(Element data from apps and pages)
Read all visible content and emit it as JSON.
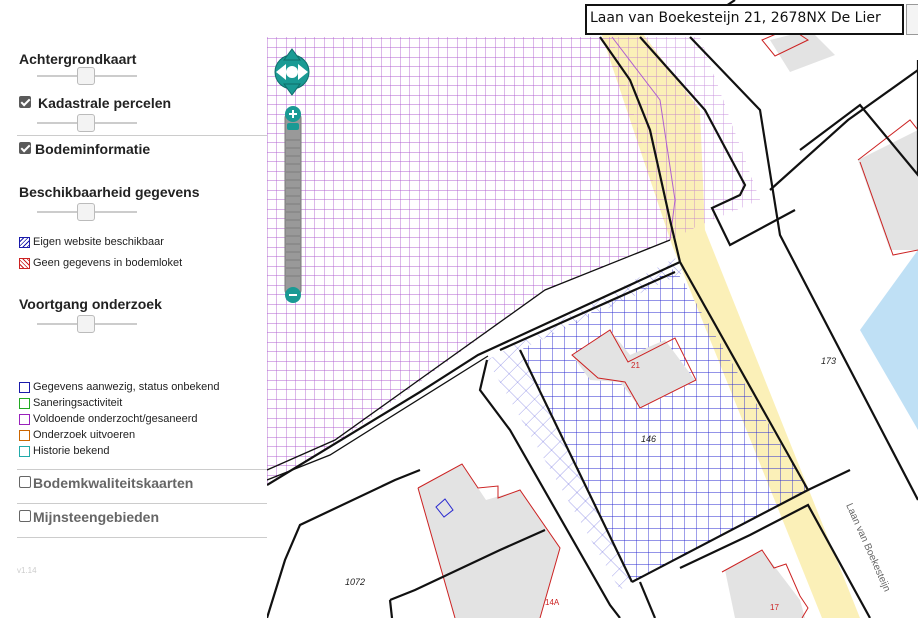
{
  "search": {
    "value": "Laan van Boekesteijn 21, 2678NX De Lier"
  },
  "sidebar": {
    "achtergrond": {
      "label": "Achtergrondkaart"
    },
    "kadastraal": {
      "label": "Kadastrale percelen",
      "checked": true
    },
    "bodem": {
      "label": "Bodeminformatie",
      "checked": true
    },
    "beschikbaarheid": {
      "label": "Beschikbaarheid gegevens"
    },
    "beschik_legend": [
      {
        "label": "Eigen website beschikbaar",
        "color": "#1a1aaa"
      },
      {
        "label": "Geen gegevens in bodemloket",
        "color": "#cc2222"
      }
    ],
    "voortgang": {
      "label": "Voortgang onderzoek"
    },
    "voortgang_legend": [
      {
        "label": "Gegevens aanwezig, status onbekend",
        "color": "#1a1aaa"
      },
      {
        "label": "Saneringsactiviteit",
        "color": "#22aa22"
      },
      {
        "label": "Voldoende onderzocht/gesaneerd",
        "color": "#9922bb"
      },
      {
        "label": "Onderzoek uitvoeren",
        "color": "#cc6600"
      },
      {
        "label": "Historie bekend",
        "color": "#22aaaa"
      }
    ],
    "kwaliteit": {
      "label": "Bodemkwaliteitskaarten",
      "checked": false
    },
    "mijnsteen": {
      "label": "Mijnsteengebieden",
      "checked": false
    },
    "version": "v1.14"
  },
  "map": {
    "labels": {
      "parcel_173": "173",
      "parcel_146": "146",
      "parcel_1072": "1072",
      "house_21": "21",
      "house_14a": "14A",
      "house_17": "17",
      "street": "Laan van Boekesteijn"
    },
    "colors": {
      "purple_grid": "#b060d0",
      "blue_grid": "#2a2ad0",
      "parcel_red": "#cc2222",
      "road_yellow": "#fbf0b8",
      "water": "#bfe0f5",
      "building": "#e3e3e3",
      "nav_teal": "#1a9a94"
    },
    "icons": [
      "pan-up-icon",
      "pan-down-icon",
      "pan-left-icon",
      "pan-right-icon",
      "zoom-in-icon",
      "zoom-out-icon"
    ]
  }
}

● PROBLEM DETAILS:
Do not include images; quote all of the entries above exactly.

● RESPONSE BELOW:
Read all visible content and emit it as JSON.
{
  "search": {
    "value": "Laan van Boekesteijn 21, 2678NX De Lier"
  },
  "sidebar": {
    "achtergrond": {
      "label": "Achtergrondkaart"
    },
    "kadastraal": {
      "label": "Kadastrale percelen",
      "checked": true
    },
    "bodem": {
      "label": "Bodeminformatie",
      "checked": true
    },
    "beschikbaarheid": {
      "label": "Beschikbaarheid gegevens"
    },
    "beschik_legend": [
      {
        "label": "Eigen website beschikbaar",
        "color": "#1a1aaa"
      },
      {
        "label": "Geen gegevens in bodemloket",
        "color": "#cc2222"
      }
    ],
    "voortgang": {
      "label": "Voortgang onderzoek"
    },
    "voortgang_legend": [
      {
        "label": "Gegevens aanwezig, status onbekend",
        "color": "#1a1aaa"
      },
      {
        "label": "Saneringsactiviteit",
        "color": "#22aa22"
      },
      {
        "label": "Voldoende onderzocht/gesaneerd",
        "color": "#9922bb"
      },
      {
        "label": "Onderzoek uitvoeren",
        "color": "#cc6600"
      },
      {
        "label": "Historie bekend",
        "color": "#22aaaa"
      }
    ],
    "kwaliteit": {
      "label": "Bodemkwaliteitskaarten",
      "checked": false
    },
    "mijnsteen": {
      "label": "Mijnsteengebieden",
      "checked": false
    },
    "version": "v1.14"
  },
  "map": {
    "labels": {
      "parcel_173": "173",
      "parcel_146": "146",
      "parcel_1072": "1072",
      "house_21": "21",
      "house_14a": "14A",
      "house_17": "17",
      "street": "Laan van Boekesteijn"
    },
    "colors": {
      "purple_grid": "#b060d0",
      "blue_grid": "#2a2ad0",
      "parcel_red": "#cc2222",
      "road_yellow": "#fbf0b8",
      "water": "#bfe0f5",
      "building": "#e3e3e3",
      "nav_teal": "#1a9a94"
    },
    "icons": [
      "pan-up-icon",
      "pan-down-icon",
      "pan-left-icon",
      "pan-right-icon",
      "zoom-in-icon",
      "zoom-out-icon"
    ]
  }
}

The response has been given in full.